A transmission flush using a new fluid may finally fix the shudders and harsh shifts of GM's 8-speed gearboxes.

The C8 Corvette is Coming to Van Bortel Chevrolet in Upstate New York on August 16th

Corvette Blogger - Tue, 08/13/2019 - 2:27pm

Our friends at Van Bortel Chevolet have announced that the C8 Dealer Tour featuring the 2020 Corvette Stingray will be visiting the dealership on Friday, August 16th from 12 Noon to 8 pm and you are invited!

There will be prizes, free food, and many Corvettes to look at and enjoy including the C8!

Continue reading The C8 Corvette is Coming to Van Bortel Chevrolet in Upstate New York on August 16th at Corvette: Sales, News & Lifestyle.

Watch A Chevrolet Camaro Slam Into An Auto Repair Shop: Video

GM Authority News - Tue, 08/13/2019 - 2:08pm

Ironically, the shop specializes in brakes.

Chevrolet Performance And Mobil 1 Team Up In All Crate Engines

Corvettes Online News Feed - Tue, 08/13/2019 - 1:53pm
Chevrolet Performance recommends Mobil 1 full synthetic motor oil in all of their crate engines. The mighty Chevrolet Performance uses Mobil – it must work!

This Cool GIF Walks Through Each Generation Corvette’s Dash

Corvettes Online News Feed - Tue, 08/13/2019 - 1:41pm
Take a stroll through each previous generation of Corvette's dash through this cool, animated GIF from Budget Direct Car Insurance.

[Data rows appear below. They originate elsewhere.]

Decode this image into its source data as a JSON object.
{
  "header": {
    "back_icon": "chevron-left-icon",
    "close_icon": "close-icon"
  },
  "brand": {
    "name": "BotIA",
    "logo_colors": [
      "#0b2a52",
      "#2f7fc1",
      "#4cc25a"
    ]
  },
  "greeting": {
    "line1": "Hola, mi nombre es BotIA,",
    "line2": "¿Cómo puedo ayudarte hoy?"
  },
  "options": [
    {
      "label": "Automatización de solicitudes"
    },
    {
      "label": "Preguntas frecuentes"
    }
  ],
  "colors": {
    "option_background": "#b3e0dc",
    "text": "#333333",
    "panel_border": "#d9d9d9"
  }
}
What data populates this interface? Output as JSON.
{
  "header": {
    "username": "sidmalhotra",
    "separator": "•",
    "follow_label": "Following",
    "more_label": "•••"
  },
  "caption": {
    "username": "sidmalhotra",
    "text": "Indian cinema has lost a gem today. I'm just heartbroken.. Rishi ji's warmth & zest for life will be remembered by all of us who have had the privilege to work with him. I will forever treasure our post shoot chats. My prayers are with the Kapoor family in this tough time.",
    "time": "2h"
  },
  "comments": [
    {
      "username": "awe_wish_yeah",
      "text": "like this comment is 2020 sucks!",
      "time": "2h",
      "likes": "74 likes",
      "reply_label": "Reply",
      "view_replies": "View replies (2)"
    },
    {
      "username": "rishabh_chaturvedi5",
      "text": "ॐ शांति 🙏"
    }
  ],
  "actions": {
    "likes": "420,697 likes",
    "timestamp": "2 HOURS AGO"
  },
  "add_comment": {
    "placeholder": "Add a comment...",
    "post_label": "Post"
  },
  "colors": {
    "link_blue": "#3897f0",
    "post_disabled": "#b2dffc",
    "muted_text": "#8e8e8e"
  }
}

1969 Baldwin Motion Phase III Corvette: A Story of Lost and Found, Lost and Found Again

Corvette Blogger - Tue, 08/13/2019 - 1:16pm

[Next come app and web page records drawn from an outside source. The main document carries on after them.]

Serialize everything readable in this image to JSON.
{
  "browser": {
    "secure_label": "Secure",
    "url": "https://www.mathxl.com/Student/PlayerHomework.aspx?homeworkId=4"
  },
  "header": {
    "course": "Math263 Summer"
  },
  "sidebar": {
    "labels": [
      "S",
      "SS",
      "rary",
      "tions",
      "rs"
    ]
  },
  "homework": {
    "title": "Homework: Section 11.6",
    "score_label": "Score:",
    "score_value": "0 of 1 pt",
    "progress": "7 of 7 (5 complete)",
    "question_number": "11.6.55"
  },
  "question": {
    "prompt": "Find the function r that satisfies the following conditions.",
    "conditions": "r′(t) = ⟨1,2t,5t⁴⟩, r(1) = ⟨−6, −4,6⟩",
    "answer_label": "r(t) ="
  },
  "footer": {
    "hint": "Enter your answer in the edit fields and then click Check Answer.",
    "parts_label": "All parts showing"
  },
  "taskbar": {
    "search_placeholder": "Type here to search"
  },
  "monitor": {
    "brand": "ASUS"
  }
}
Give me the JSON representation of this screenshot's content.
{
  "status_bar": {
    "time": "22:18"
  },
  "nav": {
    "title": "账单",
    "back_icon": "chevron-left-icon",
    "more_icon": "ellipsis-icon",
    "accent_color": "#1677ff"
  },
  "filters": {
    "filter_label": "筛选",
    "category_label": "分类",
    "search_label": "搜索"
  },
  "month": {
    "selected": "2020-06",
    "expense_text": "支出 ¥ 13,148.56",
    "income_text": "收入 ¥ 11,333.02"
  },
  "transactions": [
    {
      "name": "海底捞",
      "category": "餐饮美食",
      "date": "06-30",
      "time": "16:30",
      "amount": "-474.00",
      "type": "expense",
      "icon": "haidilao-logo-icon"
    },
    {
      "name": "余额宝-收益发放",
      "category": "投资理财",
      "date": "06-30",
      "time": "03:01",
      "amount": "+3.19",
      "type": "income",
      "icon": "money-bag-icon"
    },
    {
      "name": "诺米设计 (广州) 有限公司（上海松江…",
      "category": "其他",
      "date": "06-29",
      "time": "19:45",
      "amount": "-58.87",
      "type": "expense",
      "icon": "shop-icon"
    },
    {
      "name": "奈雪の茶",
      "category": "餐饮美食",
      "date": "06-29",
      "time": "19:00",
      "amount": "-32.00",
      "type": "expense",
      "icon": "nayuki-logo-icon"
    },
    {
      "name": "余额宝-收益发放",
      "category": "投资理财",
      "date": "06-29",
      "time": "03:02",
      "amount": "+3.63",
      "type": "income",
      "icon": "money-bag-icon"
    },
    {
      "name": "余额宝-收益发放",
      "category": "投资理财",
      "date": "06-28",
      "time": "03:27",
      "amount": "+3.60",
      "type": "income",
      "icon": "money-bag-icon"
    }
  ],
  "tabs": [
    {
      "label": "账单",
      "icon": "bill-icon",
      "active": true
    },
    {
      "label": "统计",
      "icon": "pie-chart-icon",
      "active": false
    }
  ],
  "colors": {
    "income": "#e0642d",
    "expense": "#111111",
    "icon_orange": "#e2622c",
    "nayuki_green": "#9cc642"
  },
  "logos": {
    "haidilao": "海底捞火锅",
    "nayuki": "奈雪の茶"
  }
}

Photo Credits: Jeffrey Wagner

Phil Schwartz was a typical teenage boy growing up in America. He wanted an awesome car and wanted to go fast. So as a reward for graduation and good grades, Phil’s dad offered him any car he wanted. Being a kid from the east coast, there wasn’t anything faster and more desirable than a Baldwin Motion Corvette.

Continue reading 1969 Baldwin Motion Phase III Corvette: A Story of Lost and Found, Lost and Found Again at Corvette: Sales, News & Lifestyle.

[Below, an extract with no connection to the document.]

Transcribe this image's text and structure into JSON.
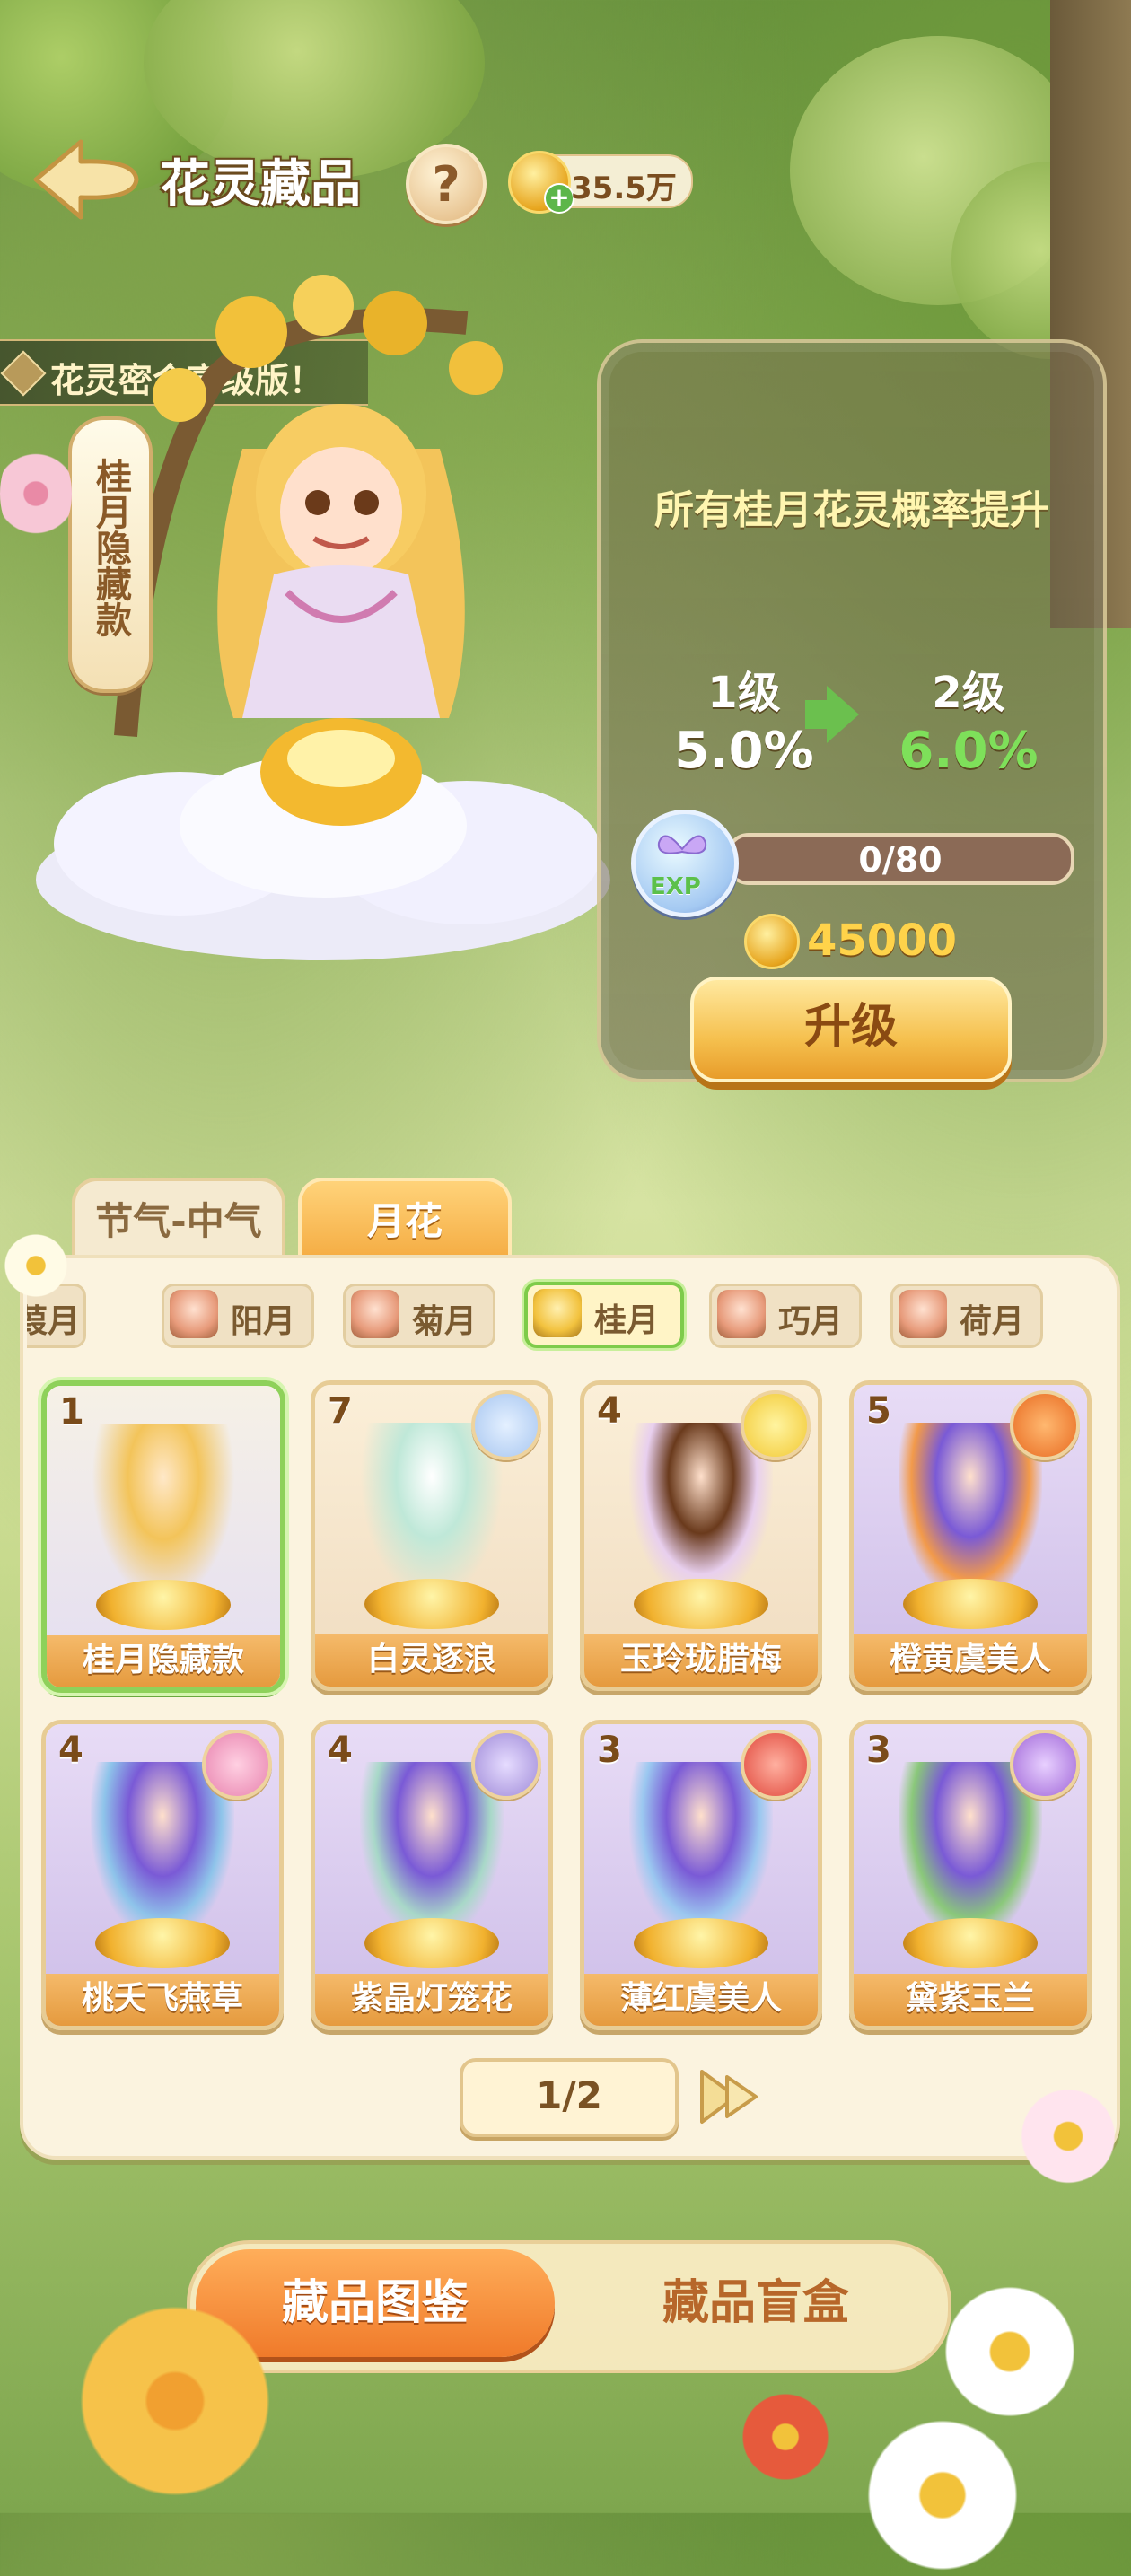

Installing DEI’s C5 And C6 Corvette Tunnel And Side Shields

Corvettes Online News Feed - Tue, 08/13/2019 - 12:19pm
Excessive heat is not something that you want to experience in the interior of a C6 Corvette. We install DEI's tunnel and side shields in order to cool off the interior of the 'Vette.

Here’s Why The 2020 Corvette Prototype Had A Cadillac Key Fob

GM Authority News - Tue, 08/13/2019 - 12:12pm

It comes down to the underlying electrical architecture.

USDOT Axes Autonomous Vehicle Committee That Included GM CEO

GM Authority News - Tue, 08/13/2019 - 12:11pm

The DOT has other ways to get feedback on AVs and AV policy, it says.


Subscribe to Amazing Corvettes Club aggregator